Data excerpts
Content starts

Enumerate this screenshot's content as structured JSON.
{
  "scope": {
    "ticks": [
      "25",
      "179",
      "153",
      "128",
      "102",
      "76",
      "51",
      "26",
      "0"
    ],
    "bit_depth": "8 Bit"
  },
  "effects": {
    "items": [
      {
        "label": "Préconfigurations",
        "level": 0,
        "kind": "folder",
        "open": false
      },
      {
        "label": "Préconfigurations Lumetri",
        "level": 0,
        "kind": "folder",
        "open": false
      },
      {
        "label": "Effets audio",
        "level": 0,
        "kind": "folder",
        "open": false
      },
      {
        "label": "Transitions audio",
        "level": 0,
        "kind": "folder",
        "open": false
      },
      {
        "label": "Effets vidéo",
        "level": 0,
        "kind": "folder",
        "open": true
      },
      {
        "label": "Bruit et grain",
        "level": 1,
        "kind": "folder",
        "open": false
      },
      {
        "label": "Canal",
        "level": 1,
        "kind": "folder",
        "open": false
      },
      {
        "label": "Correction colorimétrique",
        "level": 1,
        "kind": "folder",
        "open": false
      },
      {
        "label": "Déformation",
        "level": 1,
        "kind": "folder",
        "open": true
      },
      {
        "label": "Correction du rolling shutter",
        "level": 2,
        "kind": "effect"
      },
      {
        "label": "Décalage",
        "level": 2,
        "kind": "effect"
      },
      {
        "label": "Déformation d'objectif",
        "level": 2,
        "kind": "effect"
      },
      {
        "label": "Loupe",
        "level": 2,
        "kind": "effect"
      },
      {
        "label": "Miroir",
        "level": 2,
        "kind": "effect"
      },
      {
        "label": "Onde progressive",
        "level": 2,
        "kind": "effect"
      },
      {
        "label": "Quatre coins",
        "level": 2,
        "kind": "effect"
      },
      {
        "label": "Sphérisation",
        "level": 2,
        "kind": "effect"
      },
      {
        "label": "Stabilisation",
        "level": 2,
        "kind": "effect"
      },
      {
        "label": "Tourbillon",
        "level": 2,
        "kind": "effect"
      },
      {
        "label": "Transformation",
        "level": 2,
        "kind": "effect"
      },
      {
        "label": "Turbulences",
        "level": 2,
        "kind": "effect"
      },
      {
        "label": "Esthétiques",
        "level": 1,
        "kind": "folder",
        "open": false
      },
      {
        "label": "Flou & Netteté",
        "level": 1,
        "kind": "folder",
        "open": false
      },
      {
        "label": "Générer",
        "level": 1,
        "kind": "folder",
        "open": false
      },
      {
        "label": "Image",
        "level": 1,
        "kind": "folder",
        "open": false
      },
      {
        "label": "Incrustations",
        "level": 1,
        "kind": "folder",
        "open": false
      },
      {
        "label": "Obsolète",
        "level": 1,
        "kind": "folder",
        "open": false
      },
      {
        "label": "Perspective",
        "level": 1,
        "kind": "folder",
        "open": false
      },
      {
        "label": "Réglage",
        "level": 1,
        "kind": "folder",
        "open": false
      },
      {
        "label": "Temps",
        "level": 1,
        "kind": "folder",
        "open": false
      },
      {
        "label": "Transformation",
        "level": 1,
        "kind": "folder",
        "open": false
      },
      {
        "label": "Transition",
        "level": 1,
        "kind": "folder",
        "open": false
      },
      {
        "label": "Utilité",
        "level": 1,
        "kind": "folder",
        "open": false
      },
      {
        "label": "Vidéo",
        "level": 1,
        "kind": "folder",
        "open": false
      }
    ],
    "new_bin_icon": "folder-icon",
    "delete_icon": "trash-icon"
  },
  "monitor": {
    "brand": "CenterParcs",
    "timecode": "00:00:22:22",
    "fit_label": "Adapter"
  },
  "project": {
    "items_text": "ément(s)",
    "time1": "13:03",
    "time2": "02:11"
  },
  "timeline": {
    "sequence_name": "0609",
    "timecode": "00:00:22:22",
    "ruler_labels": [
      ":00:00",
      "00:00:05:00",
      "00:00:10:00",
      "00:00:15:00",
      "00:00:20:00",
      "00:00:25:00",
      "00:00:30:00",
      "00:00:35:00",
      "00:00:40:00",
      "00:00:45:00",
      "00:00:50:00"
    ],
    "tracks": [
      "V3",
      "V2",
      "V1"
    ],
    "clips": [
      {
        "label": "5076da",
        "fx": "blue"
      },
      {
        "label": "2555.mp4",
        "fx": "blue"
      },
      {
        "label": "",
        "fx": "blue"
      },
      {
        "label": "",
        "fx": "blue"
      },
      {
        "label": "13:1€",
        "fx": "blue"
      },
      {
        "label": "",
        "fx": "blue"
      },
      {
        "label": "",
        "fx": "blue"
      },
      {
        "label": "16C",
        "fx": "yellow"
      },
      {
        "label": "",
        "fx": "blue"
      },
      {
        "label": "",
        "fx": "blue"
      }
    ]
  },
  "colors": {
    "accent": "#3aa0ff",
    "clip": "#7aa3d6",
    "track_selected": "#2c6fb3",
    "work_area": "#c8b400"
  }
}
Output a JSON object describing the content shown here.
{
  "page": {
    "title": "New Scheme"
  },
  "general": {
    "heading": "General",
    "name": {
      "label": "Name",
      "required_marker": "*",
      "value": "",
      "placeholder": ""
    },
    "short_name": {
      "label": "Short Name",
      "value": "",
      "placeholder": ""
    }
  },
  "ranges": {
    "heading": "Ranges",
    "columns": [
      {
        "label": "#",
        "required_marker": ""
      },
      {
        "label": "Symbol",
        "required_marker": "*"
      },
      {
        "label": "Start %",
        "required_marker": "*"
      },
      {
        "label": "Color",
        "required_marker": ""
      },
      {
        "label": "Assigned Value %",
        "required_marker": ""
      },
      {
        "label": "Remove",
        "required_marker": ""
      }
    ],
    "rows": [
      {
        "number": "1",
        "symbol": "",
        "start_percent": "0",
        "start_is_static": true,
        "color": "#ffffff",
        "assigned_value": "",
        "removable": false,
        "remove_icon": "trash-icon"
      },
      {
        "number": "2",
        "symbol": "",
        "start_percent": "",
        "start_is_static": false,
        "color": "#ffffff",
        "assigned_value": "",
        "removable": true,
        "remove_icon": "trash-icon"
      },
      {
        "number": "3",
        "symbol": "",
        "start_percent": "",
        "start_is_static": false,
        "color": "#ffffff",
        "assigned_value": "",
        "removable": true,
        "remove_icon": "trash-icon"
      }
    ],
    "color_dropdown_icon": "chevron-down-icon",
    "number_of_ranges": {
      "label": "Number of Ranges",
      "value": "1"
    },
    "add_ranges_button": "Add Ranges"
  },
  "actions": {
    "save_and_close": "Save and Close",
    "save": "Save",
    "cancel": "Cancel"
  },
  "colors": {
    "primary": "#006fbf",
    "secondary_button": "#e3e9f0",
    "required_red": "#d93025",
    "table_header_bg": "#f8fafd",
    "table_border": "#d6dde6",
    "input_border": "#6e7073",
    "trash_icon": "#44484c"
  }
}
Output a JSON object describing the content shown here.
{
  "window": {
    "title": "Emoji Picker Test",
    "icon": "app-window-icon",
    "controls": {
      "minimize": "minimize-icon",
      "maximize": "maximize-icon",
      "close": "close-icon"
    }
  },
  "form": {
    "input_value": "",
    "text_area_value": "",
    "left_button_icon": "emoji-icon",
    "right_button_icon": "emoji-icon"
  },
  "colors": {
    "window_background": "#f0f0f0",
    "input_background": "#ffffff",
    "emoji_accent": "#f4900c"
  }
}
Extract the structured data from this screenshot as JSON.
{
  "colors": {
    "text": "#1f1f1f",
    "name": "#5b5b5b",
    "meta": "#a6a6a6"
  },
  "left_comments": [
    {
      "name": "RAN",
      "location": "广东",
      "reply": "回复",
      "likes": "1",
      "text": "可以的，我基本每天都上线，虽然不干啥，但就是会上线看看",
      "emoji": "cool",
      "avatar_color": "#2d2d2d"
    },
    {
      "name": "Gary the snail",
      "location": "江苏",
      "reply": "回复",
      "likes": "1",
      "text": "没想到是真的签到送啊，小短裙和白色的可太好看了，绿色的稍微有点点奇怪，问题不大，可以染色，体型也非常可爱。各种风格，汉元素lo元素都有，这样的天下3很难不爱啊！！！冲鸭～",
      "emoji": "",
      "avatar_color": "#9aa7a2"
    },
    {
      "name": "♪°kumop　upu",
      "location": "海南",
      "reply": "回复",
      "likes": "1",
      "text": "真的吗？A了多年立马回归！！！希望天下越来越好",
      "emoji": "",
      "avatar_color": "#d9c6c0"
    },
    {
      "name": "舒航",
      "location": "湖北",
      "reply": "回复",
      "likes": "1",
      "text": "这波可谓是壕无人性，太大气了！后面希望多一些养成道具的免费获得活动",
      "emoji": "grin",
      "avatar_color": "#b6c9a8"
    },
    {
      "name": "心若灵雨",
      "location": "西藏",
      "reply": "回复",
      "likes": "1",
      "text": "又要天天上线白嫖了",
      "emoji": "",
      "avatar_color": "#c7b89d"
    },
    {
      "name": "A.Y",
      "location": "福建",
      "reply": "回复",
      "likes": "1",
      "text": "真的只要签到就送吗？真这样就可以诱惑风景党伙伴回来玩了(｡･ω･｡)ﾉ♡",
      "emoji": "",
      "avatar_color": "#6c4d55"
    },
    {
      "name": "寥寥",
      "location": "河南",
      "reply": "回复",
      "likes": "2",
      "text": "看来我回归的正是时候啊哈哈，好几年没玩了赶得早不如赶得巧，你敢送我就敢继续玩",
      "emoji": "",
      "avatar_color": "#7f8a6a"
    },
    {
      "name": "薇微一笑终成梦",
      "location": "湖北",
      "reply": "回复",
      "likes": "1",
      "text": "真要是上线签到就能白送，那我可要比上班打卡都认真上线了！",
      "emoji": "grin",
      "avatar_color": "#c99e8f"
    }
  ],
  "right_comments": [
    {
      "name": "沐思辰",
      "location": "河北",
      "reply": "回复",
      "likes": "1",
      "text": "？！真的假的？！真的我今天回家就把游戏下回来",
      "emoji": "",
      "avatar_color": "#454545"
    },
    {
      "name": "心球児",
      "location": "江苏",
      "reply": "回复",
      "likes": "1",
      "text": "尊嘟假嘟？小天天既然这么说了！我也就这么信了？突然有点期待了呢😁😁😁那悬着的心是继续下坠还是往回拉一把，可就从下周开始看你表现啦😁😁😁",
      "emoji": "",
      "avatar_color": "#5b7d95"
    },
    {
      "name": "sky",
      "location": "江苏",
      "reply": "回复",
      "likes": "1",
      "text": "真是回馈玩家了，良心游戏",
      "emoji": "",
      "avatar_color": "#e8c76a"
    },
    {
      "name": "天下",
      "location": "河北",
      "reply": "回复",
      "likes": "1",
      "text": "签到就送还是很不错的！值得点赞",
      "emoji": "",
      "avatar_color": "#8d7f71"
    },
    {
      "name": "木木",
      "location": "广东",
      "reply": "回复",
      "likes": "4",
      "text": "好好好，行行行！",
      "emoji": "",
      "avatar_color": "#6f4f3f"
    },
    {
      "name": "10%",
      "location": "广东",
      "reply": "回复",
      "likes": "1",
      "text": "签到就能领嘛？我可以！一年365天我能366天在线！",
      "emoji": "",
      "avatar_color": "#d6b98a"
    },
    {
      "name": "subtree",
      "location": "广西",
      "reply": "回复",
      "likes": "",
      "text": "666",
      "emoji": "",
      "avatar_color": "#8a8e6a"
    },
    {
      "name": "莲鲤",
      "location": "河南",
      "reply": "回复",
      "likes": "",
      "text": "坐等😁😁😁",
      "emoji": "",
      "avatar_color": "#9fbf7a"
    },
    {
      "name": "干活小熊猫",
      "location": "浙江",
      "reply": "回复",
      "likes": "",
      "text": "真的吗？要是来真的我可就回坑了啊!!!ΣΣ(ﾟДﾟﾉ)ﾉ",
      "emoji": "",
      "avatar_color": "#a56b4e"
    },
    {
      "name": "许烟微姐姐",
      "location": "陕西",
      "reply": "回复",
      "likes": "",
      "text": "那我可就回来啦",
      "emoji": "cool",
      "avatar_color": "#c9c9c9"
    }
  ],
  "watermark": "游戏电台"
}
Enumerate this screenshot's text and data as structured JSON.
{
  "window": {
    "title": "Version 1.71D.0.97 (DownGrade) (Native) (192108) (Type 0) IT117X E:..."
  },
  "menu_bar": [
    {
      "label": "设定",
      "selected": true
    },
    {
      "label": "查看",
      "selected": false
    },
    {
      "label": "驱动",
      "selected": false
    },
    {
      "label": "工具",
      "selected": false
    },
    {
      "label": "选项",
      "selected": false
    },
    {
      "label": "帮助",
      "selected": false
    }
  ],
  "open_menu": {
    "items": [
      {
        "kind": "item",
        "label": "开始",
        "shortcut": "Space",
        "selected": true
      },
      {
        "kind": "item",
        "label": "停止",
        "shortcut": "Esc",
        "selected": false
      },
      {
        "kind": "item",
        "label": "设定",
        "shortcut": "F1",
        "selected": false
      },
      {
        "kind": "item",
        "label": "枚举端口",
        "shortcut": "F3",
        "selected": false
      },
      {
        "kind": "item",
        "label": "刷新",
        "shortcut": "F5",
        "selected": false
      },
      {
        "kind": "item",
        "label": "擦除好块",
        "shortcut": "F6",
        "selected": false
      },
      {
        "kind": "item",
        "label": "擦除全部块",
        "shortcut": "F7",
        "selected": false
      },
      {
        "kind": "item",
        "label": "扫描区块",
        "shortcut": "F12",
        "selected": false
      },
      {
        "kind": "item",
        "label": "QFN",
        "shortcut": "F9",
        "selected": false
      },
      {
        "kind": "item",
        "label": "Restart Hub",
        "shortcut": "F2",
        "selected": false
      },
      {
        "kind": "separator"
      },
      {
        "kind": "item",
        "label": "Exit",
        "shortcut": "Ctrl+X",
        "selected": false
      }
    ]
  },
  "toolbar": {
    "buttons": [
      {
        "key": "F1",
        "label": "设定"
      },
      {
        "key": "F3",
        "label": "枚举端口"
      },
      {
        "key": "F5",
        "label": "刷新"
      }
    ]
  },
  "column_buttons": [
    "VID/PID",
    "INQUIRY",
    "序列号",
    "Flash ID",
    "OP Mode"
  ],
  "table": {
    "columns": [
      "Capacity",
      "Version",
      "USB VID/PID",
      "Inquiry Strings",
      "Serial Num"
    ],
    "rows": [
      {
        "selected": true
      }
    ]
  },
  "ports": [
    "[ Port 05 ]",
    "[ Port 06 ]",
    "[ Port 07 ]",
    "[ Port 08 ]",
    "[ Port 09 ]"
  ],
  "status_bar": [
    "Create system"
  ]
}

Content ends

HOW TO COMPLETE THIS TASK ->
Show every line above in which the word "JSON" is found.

RESPONSE FOR THIS EXERCISE ->
Enumerate this screenshot's content as structured JSON.
Output a JSON object describing the content shown here.
Output a JSON object describing the content shown here.
Extract the structured data from this screenshot as JSON.
Enumerate this screenshot's text and data as structured JSON.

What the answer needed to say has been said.